Art in Print

The British Museum launches a touring drawing exhibition 

 
As the practice of drawing has fallen increasingly far by the wayside, the British Museum has decided to launch a new project to revive the reputation of this historical art form. The museum is indeed to lend 70 of its most important drawings for its largest ever touring exhibition, after learning how few students now pick up pencils.

 

According to its curator, the show was inspired by a recent visit from an art school, in which a teacher said that students are now “more likely to have a blog than a sketchbook”. 

 

The touring exhibition will begin at Poole Museum, Dorset, where visitors will be given free sketchbooks to encourage them to draw rather than take photographs. 

 

Via The Telegraph
 

The British Museum will open a new exhibition exploring 100,000 years of South African art 

 

 
One of Africa’s greatest treasures, the 800-year-old golden rhinoceros of Mapungubwe, is to leave the continent for the first time as part of a British Museum exhibition exploring 100,000 years of South African art through more than 200 exhibits. 

 

The exhibition, opening in October, will be divided into sections that will also include the influence of European and Asian settlers and resistance art from the apartheid era and art by contemporary African artists. 

 

Hartwig Fischer, the museum’s director, hoped this exhibition would “challenge audience preconceptions in the way our visitors have come to expect from a British Museum exhibition”. 

 

Via The Guardian 

 

Unique cabinets saved for the nation by the Fitzwilliam Museum in Cambridge 

 
A unique pair of ornate ebony and rosewood cabinets dating from the days of the Italian noble family the Borghese, have been saved for the nation by the Fitzwilliam Museum in Cambridge. 

 

The institution managed to raise the money to prevent the Brideshead cabinets from being sold to a foreign buyer for £1.2 million. The National Heritage Memorial Fund gave £700,000 while the Art Fund offered a £200,000 grant.
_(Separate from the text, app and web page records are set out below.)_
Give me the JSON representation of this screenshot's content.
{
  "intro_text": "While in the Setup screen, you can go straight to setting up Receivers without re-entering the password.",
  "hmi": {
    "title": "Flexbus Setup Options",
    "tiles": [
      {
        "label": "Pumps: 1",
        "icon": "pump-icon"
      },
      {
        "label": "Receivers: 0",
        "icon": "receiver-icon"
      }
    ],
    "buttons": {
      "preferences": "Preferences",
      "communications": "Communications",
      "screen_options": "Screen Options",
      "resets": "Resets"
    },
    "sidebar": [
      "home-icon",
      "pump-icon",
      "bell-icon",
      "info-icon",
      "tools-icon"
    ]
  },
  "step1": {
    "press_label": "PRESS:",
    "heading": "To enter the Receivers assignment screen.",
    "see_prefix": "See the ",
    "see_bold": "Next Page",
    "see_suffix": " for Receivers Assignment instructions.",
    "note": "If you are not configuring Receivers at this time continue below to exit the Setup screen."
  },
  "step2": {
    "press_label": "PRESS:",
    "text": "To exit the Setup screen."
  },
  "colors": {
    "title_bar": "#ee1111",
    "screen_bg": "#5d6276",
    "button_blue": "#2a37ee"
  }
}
Other offers of support stopped the treasures from leaving the UK.

 

Via The Times